### Excerpted data
···

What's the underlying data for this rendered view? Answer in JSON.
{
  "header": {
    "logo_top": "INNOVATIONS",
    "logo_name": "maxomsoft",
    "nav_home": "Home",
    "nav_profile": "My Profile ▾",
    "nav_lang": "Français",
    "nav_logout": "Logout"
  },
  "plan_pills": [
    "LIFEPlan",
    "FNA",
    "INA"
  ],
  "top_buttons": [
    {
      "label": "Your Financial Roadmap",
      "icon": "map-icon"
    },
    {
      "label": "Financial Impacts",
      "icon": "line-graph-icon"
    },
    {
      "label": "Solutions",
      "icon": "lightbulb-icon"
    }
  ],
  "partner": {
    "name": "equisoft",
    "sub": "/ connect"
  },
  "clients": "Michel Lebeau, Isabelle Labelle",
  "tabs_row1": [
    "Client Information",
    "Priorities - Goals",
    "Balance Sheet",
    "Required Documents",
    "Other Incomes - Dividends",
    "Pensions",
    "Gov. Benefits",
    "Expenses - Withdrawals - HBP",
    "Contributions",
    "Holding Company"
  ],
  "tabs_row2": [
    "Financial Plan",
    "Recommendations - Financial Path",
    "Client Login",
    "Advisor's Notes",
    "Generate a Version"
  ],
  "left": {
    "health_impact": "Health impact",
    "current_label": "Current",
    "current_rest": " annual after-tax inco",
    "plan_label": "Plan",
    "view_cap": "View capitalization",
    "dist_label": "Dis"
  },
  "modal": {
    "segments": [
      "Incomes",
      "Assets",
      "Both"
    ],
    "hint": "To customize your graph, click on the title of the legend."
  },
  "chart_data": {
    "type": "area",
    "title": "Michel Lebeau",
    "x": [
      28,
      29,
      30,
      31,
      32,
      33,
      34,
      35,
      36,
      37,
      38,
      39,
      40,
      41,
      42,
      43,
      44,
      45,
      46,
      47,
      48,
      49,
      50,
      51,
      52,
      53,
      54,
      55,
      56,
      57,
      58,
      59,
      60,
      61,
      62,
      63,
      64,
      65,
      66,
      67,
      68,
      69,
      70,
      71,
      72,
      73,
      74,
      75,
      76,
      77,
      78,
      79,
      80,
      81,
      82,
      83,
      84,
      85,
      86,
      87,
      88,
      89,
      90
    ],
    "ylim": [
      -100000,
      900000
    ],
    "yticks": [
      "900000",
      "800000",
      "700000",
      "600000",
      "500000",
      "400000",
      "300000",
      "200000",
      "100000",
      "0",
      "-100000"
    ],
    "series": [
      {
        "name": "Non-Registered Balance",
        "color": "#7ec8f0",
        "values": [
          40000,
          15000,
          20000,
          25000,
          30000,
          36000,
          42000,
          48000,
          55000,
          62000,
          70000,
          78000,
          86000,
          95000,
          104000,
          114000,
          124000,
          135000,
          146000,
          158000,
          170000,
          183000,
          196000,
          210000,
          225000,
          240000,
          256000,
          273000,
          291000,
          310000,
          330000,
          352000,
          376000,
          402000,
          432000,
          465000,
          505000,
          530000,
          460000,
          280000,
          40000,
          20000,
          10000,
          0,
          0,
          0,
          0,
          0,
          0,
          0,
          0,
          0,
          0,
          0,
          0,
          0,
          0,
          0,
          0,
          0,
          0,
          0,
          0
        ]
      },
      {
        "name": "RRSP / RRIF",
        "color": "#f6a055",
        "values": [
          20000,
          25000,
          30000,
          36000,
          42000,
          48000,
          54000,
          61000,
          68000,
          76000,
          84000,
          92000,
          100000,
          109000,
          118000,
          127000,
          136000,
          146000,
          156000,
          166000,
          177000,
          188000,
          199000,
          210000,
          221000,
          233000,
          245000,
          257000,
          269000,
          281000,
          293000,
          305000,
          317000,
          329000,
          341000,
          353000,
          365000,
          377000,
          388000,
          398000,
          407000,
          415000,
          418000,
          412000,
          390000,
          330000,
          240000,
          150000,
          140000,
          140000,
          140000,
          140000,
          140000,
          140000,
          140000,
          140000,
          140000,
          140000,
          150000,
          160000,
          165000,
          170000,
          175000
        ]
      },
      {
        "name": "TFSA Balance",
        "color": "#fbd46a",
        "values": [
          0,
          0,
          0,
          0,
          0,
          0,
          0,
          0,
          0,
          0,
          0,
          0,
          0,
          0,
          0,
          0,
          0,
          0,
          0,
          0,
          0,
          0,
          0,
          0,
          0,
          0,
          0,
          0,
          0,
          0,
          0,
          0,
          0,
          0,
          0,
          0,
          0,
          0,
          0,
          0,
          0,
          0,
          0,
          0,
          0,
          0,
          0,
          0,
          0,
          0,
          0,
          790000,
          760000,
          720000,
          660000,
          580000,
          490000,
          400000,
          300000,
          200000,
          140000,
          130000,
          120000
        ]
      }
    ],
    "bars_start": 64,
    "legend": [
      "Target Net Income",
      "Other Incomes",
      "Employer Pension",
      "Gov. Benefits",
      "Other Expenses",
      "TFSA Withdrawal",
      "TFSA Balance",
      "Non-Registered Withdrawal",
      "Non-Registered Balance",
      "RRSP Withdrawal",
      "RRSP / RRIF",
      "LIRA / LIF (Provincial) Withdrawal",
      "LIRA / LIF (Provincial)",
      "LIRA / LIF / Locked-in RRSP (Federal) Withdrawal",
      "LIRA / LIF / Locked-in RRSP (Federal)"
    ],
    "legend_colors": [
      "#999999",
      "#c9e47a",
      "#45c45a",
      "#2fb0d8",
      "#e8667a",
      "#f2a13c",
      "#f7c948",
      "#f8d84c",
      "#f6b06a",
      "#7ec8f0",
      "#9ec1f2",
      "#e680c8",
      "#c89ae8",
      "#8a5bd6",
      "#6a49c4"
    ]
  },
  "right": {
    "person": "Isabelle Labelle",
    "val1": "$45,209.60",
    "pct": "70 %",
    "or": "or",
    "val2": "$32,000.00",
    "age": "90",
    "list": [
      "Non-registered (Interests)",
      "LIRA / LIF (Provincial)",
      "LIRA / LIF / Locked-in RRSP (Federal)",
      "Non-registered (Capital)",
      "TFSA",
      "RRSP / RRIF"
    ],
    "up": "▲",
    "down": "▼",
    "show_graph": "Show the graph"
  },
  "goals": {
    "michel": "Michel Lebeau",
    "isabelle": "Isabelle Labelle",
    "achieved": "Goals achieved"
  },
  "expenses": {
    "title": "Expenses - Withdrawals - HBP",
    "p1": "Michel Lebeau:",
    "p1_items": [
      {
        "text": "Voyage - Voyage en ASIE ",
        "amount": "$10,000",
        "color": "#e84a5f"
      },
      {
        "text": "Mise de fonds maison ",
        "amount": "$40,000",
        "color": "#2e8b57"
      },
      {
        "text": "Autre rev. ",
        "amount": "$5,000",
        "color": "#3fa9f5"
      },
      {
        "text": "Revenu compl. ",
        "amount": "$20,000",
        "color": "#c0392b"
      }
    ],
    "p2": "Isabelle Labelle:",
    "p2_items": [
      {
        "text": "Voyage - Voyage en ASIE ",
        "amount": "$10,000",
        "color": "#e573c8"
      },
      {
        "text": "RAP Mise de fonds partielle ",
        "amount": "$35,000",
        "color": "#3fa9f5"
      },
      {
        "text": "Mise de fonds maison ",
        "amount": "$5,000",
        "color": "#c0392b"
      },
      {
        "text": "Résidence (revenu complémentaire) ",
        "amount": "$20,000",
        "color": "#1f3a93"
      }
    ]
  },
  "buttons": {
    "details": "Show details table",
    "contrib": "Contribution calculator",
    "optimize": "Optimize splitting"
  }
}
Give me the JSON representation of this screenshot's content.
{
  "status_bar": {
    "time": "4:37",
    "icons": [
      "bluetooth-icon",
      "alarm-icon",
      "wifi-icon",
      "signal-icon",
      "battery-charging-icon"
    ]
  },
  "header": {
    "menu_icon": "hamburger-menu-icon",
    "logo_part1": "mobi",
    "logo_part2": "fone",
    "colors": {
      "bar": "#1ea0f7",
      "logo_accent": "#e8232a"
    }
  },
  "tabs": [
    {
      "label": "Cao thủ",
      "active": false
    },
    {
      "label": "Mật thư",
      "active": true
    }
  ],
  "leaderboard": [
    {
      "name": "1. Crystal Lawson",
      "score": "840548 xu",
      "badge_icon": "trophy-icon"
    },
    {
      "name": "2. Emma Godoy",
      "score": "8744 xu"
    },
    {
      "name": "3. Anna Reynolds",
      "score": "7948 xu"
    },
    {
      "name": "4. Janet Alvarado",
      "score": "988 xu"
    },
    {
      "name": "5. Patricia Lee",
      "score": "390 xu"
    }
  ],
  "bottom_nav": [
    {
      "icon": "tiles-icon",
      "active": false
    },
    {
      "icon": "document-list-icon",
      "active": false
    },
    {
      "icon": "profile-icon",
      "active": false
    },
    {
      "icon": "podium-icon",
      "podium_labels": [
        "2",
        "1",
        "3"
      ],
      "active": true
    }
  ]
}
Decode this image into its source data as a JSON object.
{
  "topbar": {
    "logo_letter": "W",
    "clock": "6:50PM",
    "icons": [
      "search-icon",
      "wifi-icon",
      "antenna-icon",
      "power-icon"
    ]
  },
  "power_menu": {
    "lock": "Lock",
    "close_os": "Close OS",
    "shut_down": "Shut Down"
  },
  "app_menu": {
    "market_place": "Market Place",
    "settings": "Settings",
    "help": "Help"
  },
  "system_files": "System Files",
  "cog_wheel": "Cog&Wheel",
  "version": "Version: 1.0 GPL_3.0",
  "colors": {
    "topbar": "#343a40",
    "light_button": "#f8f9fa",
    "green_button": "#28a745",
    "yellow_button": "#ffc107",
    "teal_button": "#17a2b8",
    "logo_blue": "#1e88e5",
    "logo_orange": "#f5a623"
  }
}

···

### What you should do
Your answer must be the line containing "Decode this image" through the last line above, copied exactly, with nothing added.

### Output below
Decode this image into its source data as a JSON object.
{
  "topbar": {
    "logo_letter": "W",
    "clock": "6:50PM",
    "icons": [
      "search-icon",
      "wifi-icon",
      "antenna-icon",
      "power-icon"
    ]
  },
  "power_menu": {
    "lock": "Lock",
    "close_os": "Close OS",
    "shut_down": "Shut Down"
  },
  "app_menu": {
    "market_place": "Market Place",
    "settings": "Settings",
    "help": "Help"
  },
  "system_files": "System Files",
  "cog_wheel": "Cog&Wheel",
  "version": "Version: 1.0 GPL_3.0",
  "colors": {
    "topbar": "#343a40",
    "light_button": "#f8f9fa",
    "green_button": "#28a745",
    "yellow_button": "#ffc107",
    "teal_button": "#17a2b8",
    "logo_blue": "#1e88e5",
    "logo_orange": "#f5a623"
  }
}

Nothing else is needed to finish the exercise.